A. Heinlein. Butler flipped this by pushing the limits of humanity. She embraced the idea of aliens transforming humans into new, enhanced beings. She looked at those takeovers and the genetic flaws they produced as opportunities for exploration, even improvement. In any case, she seemed to argue, the necessary compromises were no worse than what already exists. But if I were to call this a parallel to what slavery has produced in North America, she’d probably spin in her grave. She claimed to be “amazed” that some people would read her narratives as commentary on slavery, but what she really seemed to be resisting throughout her career was a reductive and dismissive analysis of the role her race and gender played in her fiction.

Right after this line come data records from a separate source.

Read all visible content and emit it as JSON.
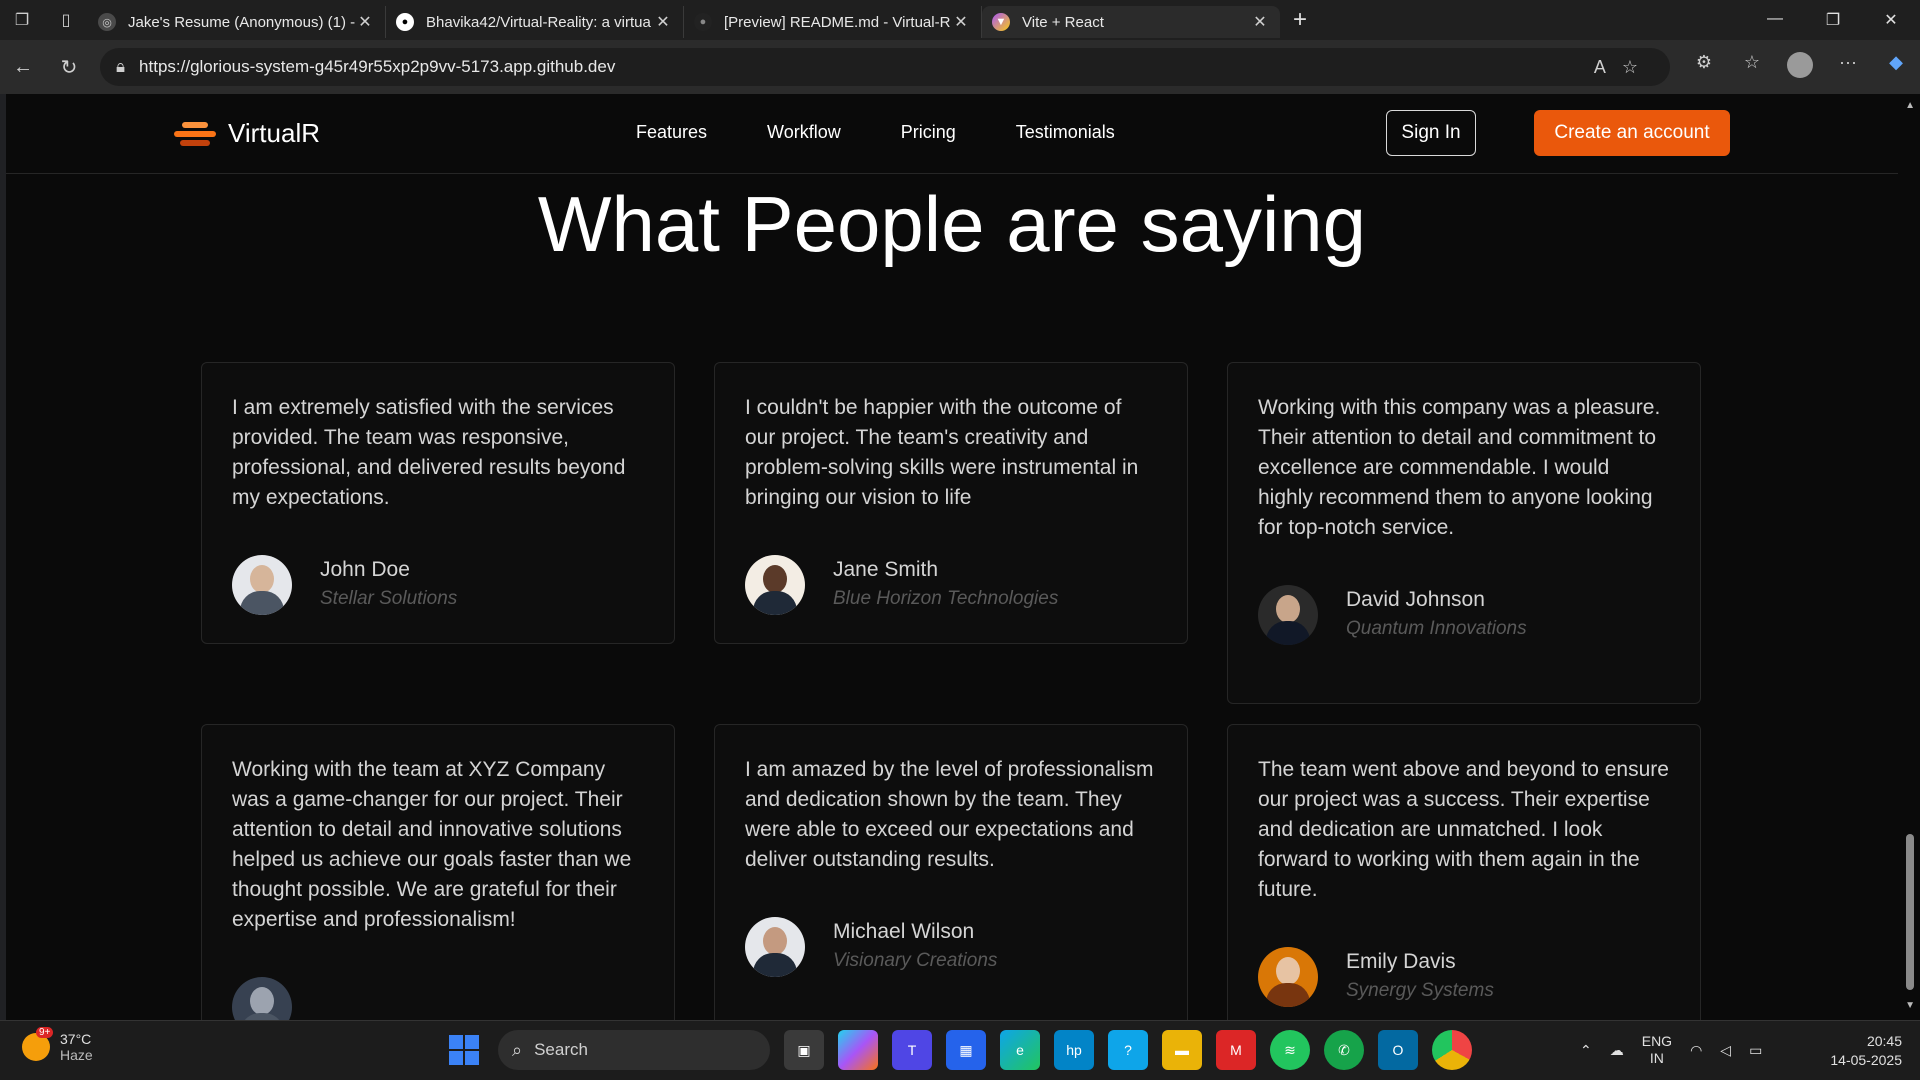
{
  "browser": {
    "tabs": [
      {
        "title": "Jake's Resume (Anonymous) (1) -",
        "favicon": "overleaf-icon"
      },
      {
        "title": "Bhavika42/Virtual-Reality: a virtua",
        "favicon": "github-icon"
      },
      {
        "title": "[Preview] README.md - Virtual-R",
        "favicon": "github-icon"
      },
      {
        "title": "Vite + React",
        "favicon": "vite-icon"
      }
    ],
    "url": "https://glorious-system-g45r49r55xp2p9vv-5173.app.github.dev"
  },
  "site": {
    "brand": "VirtualR",
    "nav": [
      "Features",
      "Workflow",
      "Pricing",
      "Testimonials"
    ],
    "sign_in": "Sign In",
    "create_account": "Create an account",
    "accent": "#ea580c",
    "heading": "What People are saying",
    "testimonials": [
      {
        "text": "I am extremely satisfied with the services provided. The team was responsive, professional, and delivered results beyond my expectations.",
        "name": "John Doe",
        "company": "Stellar Solutions"
      },
      {
        "text": "I couldn't be happier with the outcome of our project. The team's creativity and problem-solving skills were instrumental in bringing our vision to life",
        "name": "Jane Smith",
        "company": "Blue Horizon Technologies"
      },
      {
        "text": "Working with this company was a pleasure. Their attention to detail and commitment to excellence are commendable. I would highly recommend them to anyone looking for top-notch service.",
        "name": "David Johnson",
        "company": "Quantum Innovations"
      },
      {
        "text": "Working with the team at XYZ Company was a game-changer for our project. Their attention to detail and innovative solutions helped us achieve our goals faster than we thought possible. We are grateful for their expertise and professionalism!",
        "name": "",
        "company": ""
      },
      {
        "text": "I am amazed by the level of professionalism and dedication shown by the team. They were able to exceed our expectations and deliver outstanding results.",
        "name": "Michael Wilson",
        "company": "Visionary Creations"
      },
      {
        "text": "The team went above and beyond to ensure our project was a success. Their expertise and dedication are unmatched. I look forward to working with them again in the future.",
        "name": "Emily Davis",
        "company": "Synergy Systems"
      }
    ]
  },
  "taskbar": {
    "weather_badge": "9+",
    "temperature": "37°C",
    "condition": "Haze",
    "search_placeholder": "Search",
    "lang_top": "ENG",
    "lang_bottom": "IN",
    "time": "20:45",
    "date": "14-05-2025"
  }
}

Parable of the Sower, her 1993 soft-science journey, is in the tradition of near-future dystopias. Pyromaniacs chew their way through gated communities and burn post-apocalyptic Los Angeles to the ground. Packs of dogs revert to their wild ways and like the abandoned dogs in post-Katrina New Orleans feast on human flesh. Sower‘s shero, Lauren Olamina, is a delusional empath, barely out of her teens, who leads her cadre by foot to safe ground in Northern California. Along the way she invents a non- religious religion, Gaia, in which “The only lasting truth/ Is Change.” Butler continued the saga in 2000’s lesser Parable of the Talent; she began but never finished a third book in the series.

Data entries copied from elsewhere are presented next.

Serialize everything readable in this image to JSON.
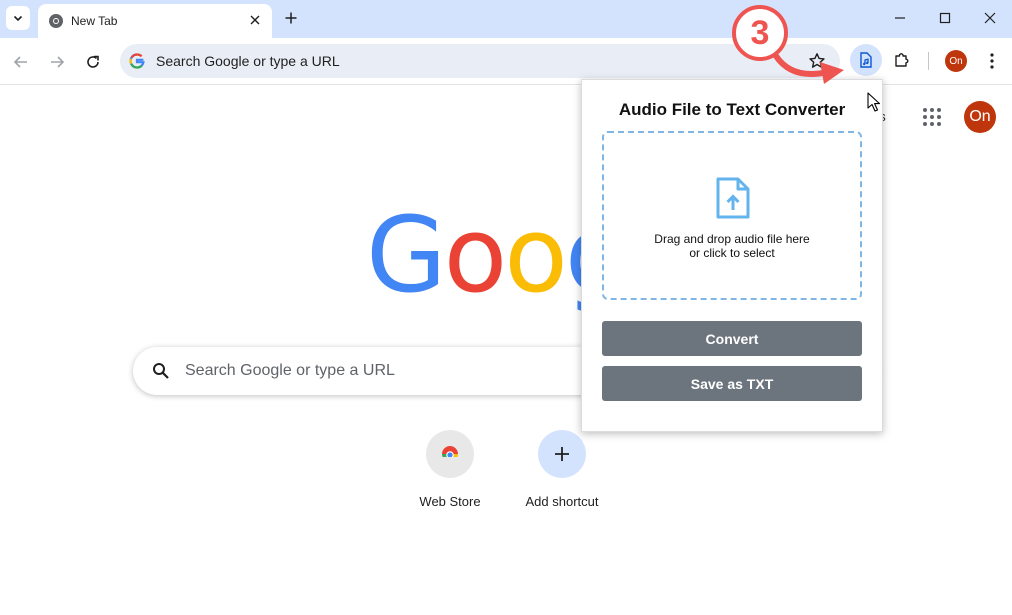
{
  "tab": {
    "title": "New Tab"
  },
  "omnibox": {
    "text": "Search Google or type a URL"
  },
  "profile": {
    "initials": "On"
  },
  "ntp": {
    "images_label_partial": "es",
    "logo": [
      "G",
      "o",
      "o",
      "g"
    ],
    "search_placeholder": "Search Google or type a URL",
    "shortcuts": [
      {
        "label": "Web Store"
      },
      {
        "label": "Add shortcut"
      }
    ]
  },
  "popup": {
    "title": "Audio File to Text Converter",
    "drop_line1": "Drag and drop audio file here",
    "drop_line2": "or click to select",
    "convert_label": "Convert",
    "save_label": "Save as TXT"
  },
  "annotation": {
    "step": "3"
  },
  "colors": {
    "tabstrip": "#d3e3fd",
    "accent_blue": "#0b57d0",
    "button_gray": "#6c757d",
    "annotation_red": "#ee5550",
    "avatar": "#c0360c"
  }
}
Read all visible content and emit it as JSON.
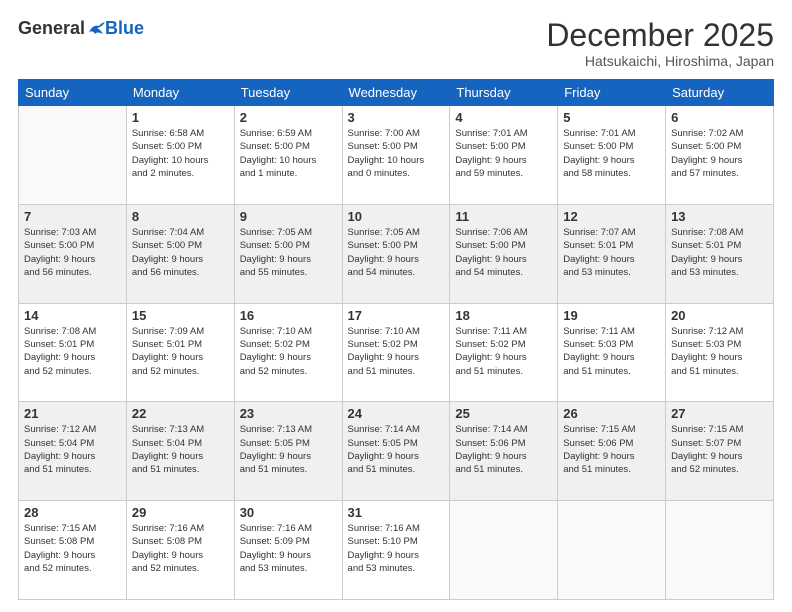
{
  "header": {
    "logo_general": "General",
    "logo_blue": "Blue",
    "month": "December 2025",
    "location": "Hatsukaichi, Hiroshima, Japan"
  },
  "days_of_week": [
    "Sunday",
    "Monday",
    "Tuesday",
    "Wednesday",
    "Thursday",
    "Friday",
    "Saturday"
  ],
  "weeks": [
    [
      {
        "day": "",
        "info": ""
      },
      {
        "day": "1",
        "info": "Sunrise: 6:58 AM\nSunset: 5:00 PM\nDaylight: 10 hours\nand 2 minutes."
      },
      {
        "day": "2",
        "info": "Sunrise: 6:59 AM\nSunset: 5:00 PM\nDaylight: 10 hours\nand 1 minute."
      },
      {
        "day": "3",
        "info": "Sunrise: 7:00 AM\nSunset: 5:00 PM\nDaylight: 10 hours\nand 0 minutes."
      },
      {
        "day": "4",
        "info": "Sunrise: 7:01 AM\nSunset: 5:00 PM\nDaylight: 9 hours\nand 59 minutes."
      },
      {
        "day": "5",
        "info": "Sunrise: 7:01 AM\nSunset: 5:00 PM\nDaylight: 9 hours\nand 58 minutes."
      },
      {
        "day": "6",
        "info": "Sunrise: 7:02 AM\nSunset: 5:00 PM\nDaylight: 9 hours\nand 57 minutes."
      }
    ],
    [
      {
        "day": "7",
        "info": "Sunrise: 7:03 AM\nSunset: 5:00 PM\nDaylight: 9 hours\nand 56 minutes."
      },
      {
        "day": "8",
        "info": "Sunrise: 7:04 AM\nSunset: 5:00 PM\nDaylight: 9 hours\nand 56 minutes."
      },
      {
        "day": "9",
        "info": "Sunrise: 7:05 AM\nSunset: 5:00 PM\nDaylight: 9 hours\nand 55 minutes."
      },
      {
        "day": "10",
        "info": "Sunrise: 7:05 AM\nSunset: 5:00 PM\nDaylight: 9 hours\nand 54 minutes."
      },
      {
        "day": "11",
        "info": "Sunrise: 7:06 AM\nSunset: 5:00 PM\nDaylight: 9 hours\nand 54 minutes."
      },
      {
        "day": "12",
        "info": "Sunrise: 7:07 AM\nSunset: 5:01 PM\nDaylight: 9 hours\nand 53 minutes."
      },
      {
        "day": "13",
        "info": "Sunrise: 7:08 AM\nSunset: 5:01 PM\nDaylight: 9 hours\nand 53 minutes."
      }
    ],
    [
      {
        "day": "14",
        "info": "Sunrise: 7:08 AM\nSunset: 5:01 PM\nDaylight: 9 hours\nand 52 minutes."
      },
      {
        "day": "15",
        "info": "Sunrise: 7:09 AM\nSunset: 5:01 PM\nDaylight: 9 hours\nand 52 minutes."
      },
      {
        "day": "16",
        "info": "Sunrise: 7:10 AM\nSunset: 5:02 PM\nDaylight: 9 hours\nand 52 minutes."
      },
      {
        "day": "17",
        "info": "Sunrise: 7:10 AM\nSunset: 5:02 PM\nDaylight: 9 hours\nand 51 minutes."
      },
      {
        "day": "18",
        "info": "Sunrise: 7:11 AM\nSunset: 5:02 PM\nDaylight: 9 hours\nand 51 minutes."
      },
      {
        "day": "19",
        "info": "Sunrise: 7:11 AM\nSunset: 5:03 PM\nDaylight: 9 hours\nand 51 minutes."
      },
      {
        "day": "20",
        "info": "Sunrise: 7:12 AM\nSunset: 5:03 PM\nDaylight: 9 hours\nand 51 minutes."
      }
    ],
    [
      {
        "day": "21",
        "info": "Sunrise: 7:12 AM\nSunset: 5:04 PM\nDaylight: 9 hours\nand 51 minutes."
      },
      {
        "day": "22",
        "info": "Sunrise: 7:13 AM\nSunset: 5:04 PM\nDaylight: 9 hours\nand 51 minutes."
      },
      {
        "day": "23",
        "info": "Sunrise: 7:13 AM\nSunset: 5:05 PM\nDaylight: 9 hours\nand 51 minutes."
      },
      {
        "day": "24",
        "info": "Sunrise: 7:14 AM\nSunset: 5:05 PM\nDaylight: 9 hours\nand 51 minutes."
      },
      {
        "day": "25",
        "info": "Sunrise: 7:14 AM\nSunset: 5:06 PM\nDaylight: 9 hours\nand 51 minutes."
      },
      {
        "day": "26",
        "info": "Sunrise: 7:15 AM\nSunset: 5:06 PM\nDaylight: 9 hours\nand 51 minutes."
      },
      {
        "day": "27",
        "info": "Sunrise: 7:15 AM\nSunset: 5:07 PM\nDaylight: 9 hours\nand 52 minutes."
      }
    ],
    [
      {
        "day": "28",
        "info": "Sunrise: 7:15 AM\nSunset: 5:08 PM\nDaylight: 9 hours\nand 52 minutes."
      },
      {
        "day": "29",
        "info": "Sunrise: 7:16 AM\nSunset: 5:08 PM\nDaylight: 9 hours\nand 52 minutes."
      },
      {
        "day": "30",
        "info": "Sunrise: 7:16 AM\nSunset: 5:09 PM\nDaylight: 9 hours\nand 53 minutes."
      },
      {
        "day": "31",
        "info": "Sunrise: 7:16 AM\nSunset: 5:10 PM\nDaylight: 9 hours\nand 53 minutes."
      },
      {
        "day": "",
        "info": ""
      },
      {
        "day": "",
        "info": ""
      },
      {
        "day": "",
        "info": ""
      }
    ]
  ]
}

As a six-foot pre-teen with a severe stammer, Octavia E. Butler learned early on what it meant to be an outsider. Raised the Baptist daughter of a shoeshine man, she grew to find religion oppressive, only later taking a more forgiving look at Christianity’s promises of salvation. “Religion kept some of my relatives alive, because it was all they had,” she once told an interviewer. “If they hadn’t had some hope of heaven, some companionship in Jesus, they probably would have committed suicide, their lives were so hellish.” She wrote her 1976 debut, Patternmaster, while working at a factory. She stuck to her premise that her time-travel paradox, the non-series Kindred (1979), transport a Black L.A. woman in an interracial relationship from 1976 to the antebellum South, even when editors demurred. Though it was her most widely read book, she was only paid $5,000 for it. She spoke in interviews about how friendly a writer could become with a 10-pound sack of potatoes. She lived in Los Angeles but never learned to drive, preferring the bus. She lived her adult life alone, saying her solitude allowed her to better deal with other humans when she emerged from her self-seclusion. In the late ’90s she migrated, along with her 300 boxes of books, to Seattle, where after battling a four-year case of writer’s block she joyously banged out Fledgling and took classes in public speaking to tour in support of that novel.

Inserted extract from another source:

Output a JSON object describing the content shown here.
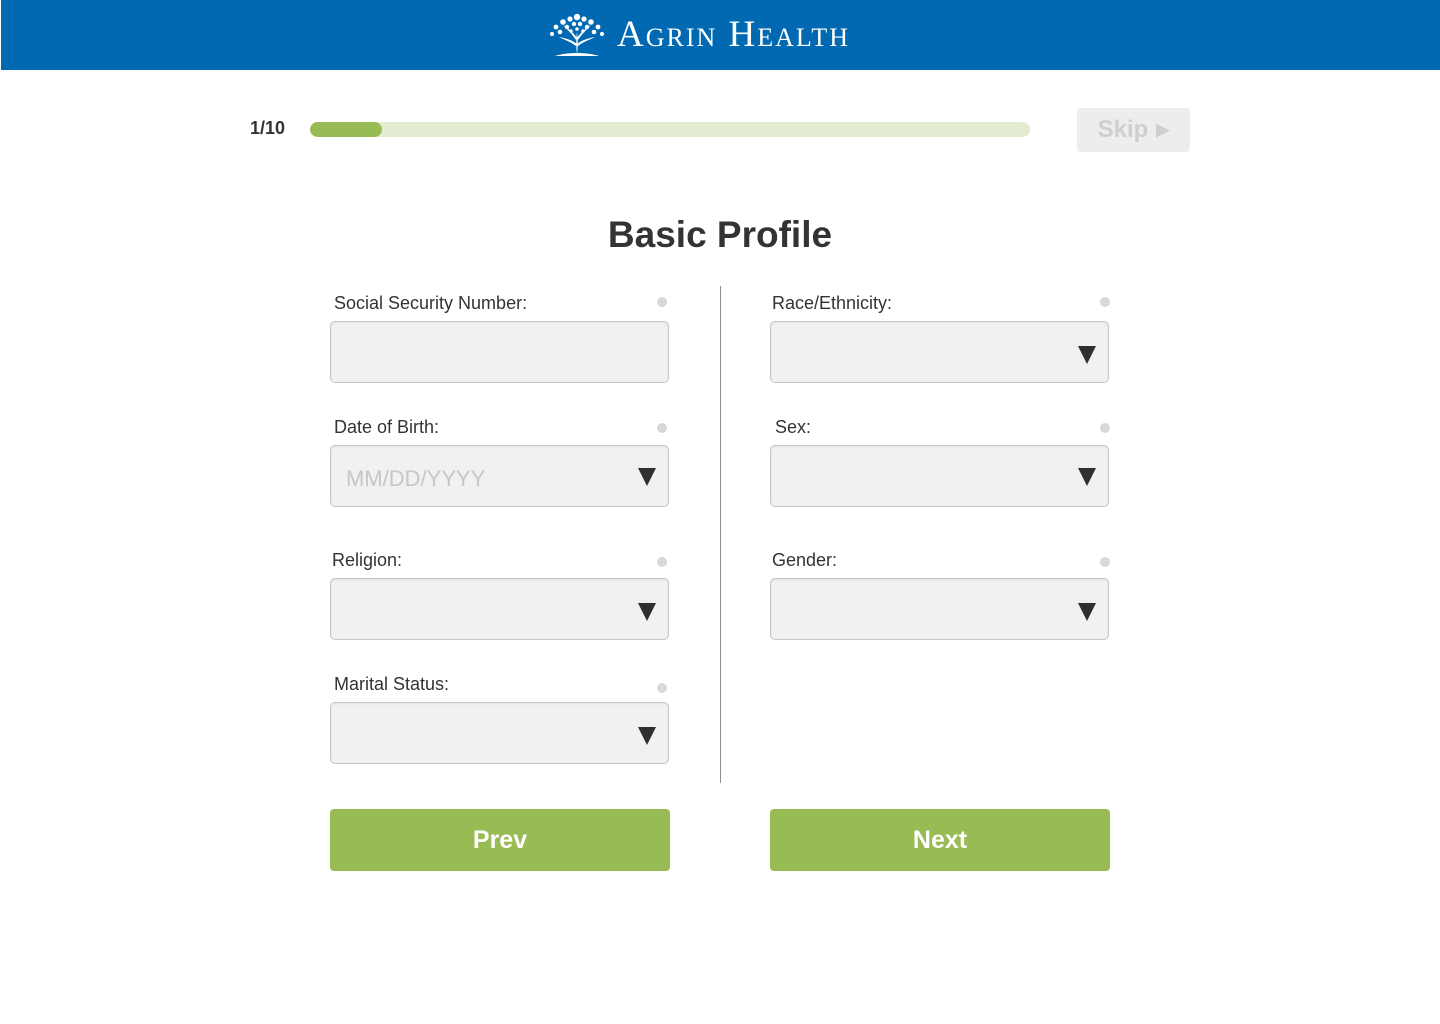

Her trip to New York last fall drew her legions of Black female fans out to see their mysterious goddess. Lesbians in the audiences would try and press her to concede that her vampire’s (like all vampires’) appetite was an allegory for ambisexuality. She seemed agitated that her beloved Shori Matthews could be co-opted, however noble the cause. But what of writer’s intention and readers’ reception? She may have responded to the criticism from the hardcore sci-fi community (dominated almost exclusively by white men) that her early work was more fantasy than science with the Xenogenesis trilogy, but she bristled at being contained in any way. Her protagonists were always deeply flawed, deeply human, and—whether in love with aliens or white men—deeply principled. And while she chose a life alone with her words, her work and worldview were always concerned first and foremost with community—almost always under the leadership of complex women, who (besides Lilith in Dawn) were almost always Black. She was an optimist in spite of herself, and those of us whose minds she blew again and again will mourn her complicated vision. Of her Hugo- and Nebula-award-winning tale “Speech Sounds,” she wrote, “I began the story feeling little hope or liking for the human species, but by the time I reached the end of it, my hope had come back. It always seems to do that.”